= BRIEF =
Leaving the pictures aside, repeat every line below exactly.

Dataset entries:
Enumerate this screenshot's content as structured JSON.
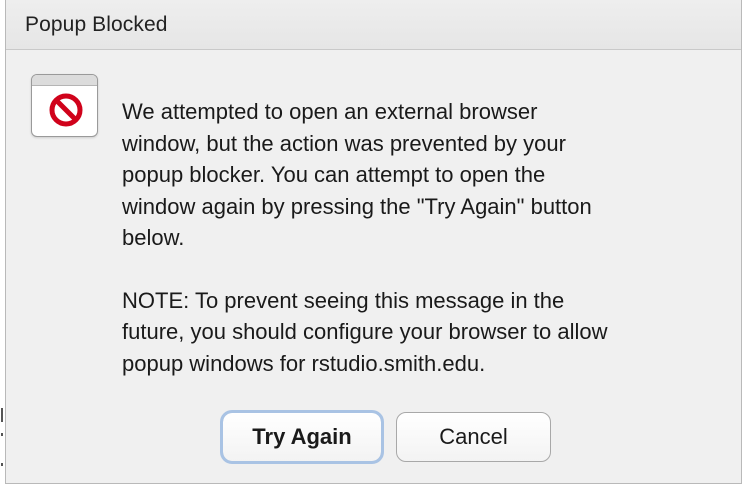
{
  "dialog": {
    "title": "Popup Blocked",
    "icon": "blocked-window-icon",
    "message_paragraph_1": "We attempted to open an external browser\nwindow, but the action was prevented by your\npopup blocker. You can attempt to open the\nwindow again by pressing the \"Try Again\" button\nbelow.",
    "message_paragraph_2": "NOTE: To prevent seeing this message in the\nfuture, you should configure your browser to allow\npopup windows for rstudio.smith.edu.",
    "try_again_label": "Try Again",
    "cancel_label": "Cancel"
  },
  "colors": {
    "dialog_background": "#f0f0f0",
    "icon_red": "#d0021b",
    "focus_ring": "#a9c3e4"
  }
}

= TASK RESPONSE =
Enumerate this screenshot's content as structured JSON.
{
  "dialog": {
    "title": "Popup Blocked",
    "icon": "blocked-window-icon",
    "message_paragraph_1": "We attempted to open an external browser\nwindow, but the action was prevented by your\npopup blocker. You can attempt to open the\nwindow again by pressing the \"Try Again\" button\nbelow.",
    "message_paragraph_2": "NOTE: To prevent seeing this message in the\nfuture, you should configure your browser to allow\npopup windows for rstudio.smith.edu.",
    "try_again_label": "Try Again",
    "cancel_label": "Cancel"
  },
  "colors": {
    "dialog_background": "#f0f0f0",
    "icon_red": "#d0021b",
    "focus_ring": "#a9c3e4"
  }
}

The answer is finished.